Europe Since 1945 (HIST-UA 9156)

The course will begin with an examination of the background to and condition of Europe in 1945. The outbreak of the Cold War and the division of Europe will be discussed as will the promotion of European unity, the establishment of NATO and the emergence of COMECON and the Warsaw Pact. The pressures leading to the creation of the European Economic Community (EEC) will be considered together with the firm establishment of the democratic principle in Western Europe. The Suez Crisis and Decolonisation in Britain and France will be explored together with the corollary, the first application by Britain for membership of the EEC. The effect of President de Gaulle’s presidency on France, NATO and the EEC will be considered. The end of Stalinism in the USSR will be examined as will the first cracks in the Soviet Empire in Eastern Europe in Hungary and Poland. This will be followed by a discussion of the merits and demerits of Khrushchev’s period in power, the U2 crisis and the construction of the Berlin Wall. The Prague Spring off 1968 will be discussed. The continued integration of Europe will be analyzed together with the impact of Ostpolitik in Germany. Brezhnev’s domination of the USSR and Détente in the 1970s will be examined. Following this, the forces that led to the triumph of Neo-Liberalism in Britain will be considered, as will the return of conservatism in Germany and the cohabitation of Mitterrand’s France. The re-launch of the European Community in the 1980s will be analysed. In Eastern Europe the Gorbachev era and the rise of Solidarność will be explored and the course will conclude with an examination of the disintegration of the Soviet Empire in Eastern Europe, the reunification of Germany, the collapse of the Soviet state and the conclusion of the Maastricht Treaty.

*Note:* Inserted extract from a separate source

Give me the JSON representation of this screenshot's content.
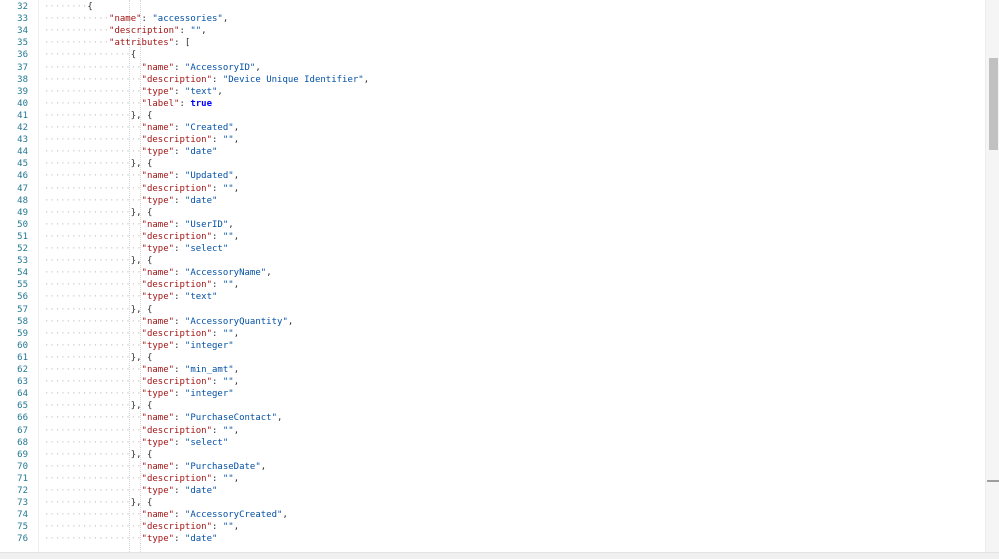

History (Undergraduate)
4 credits – 14 Weeks

Sections (Fall 2024)

HIST-UA 9156-000 (4971)
at NYU London (Global)
Instructed by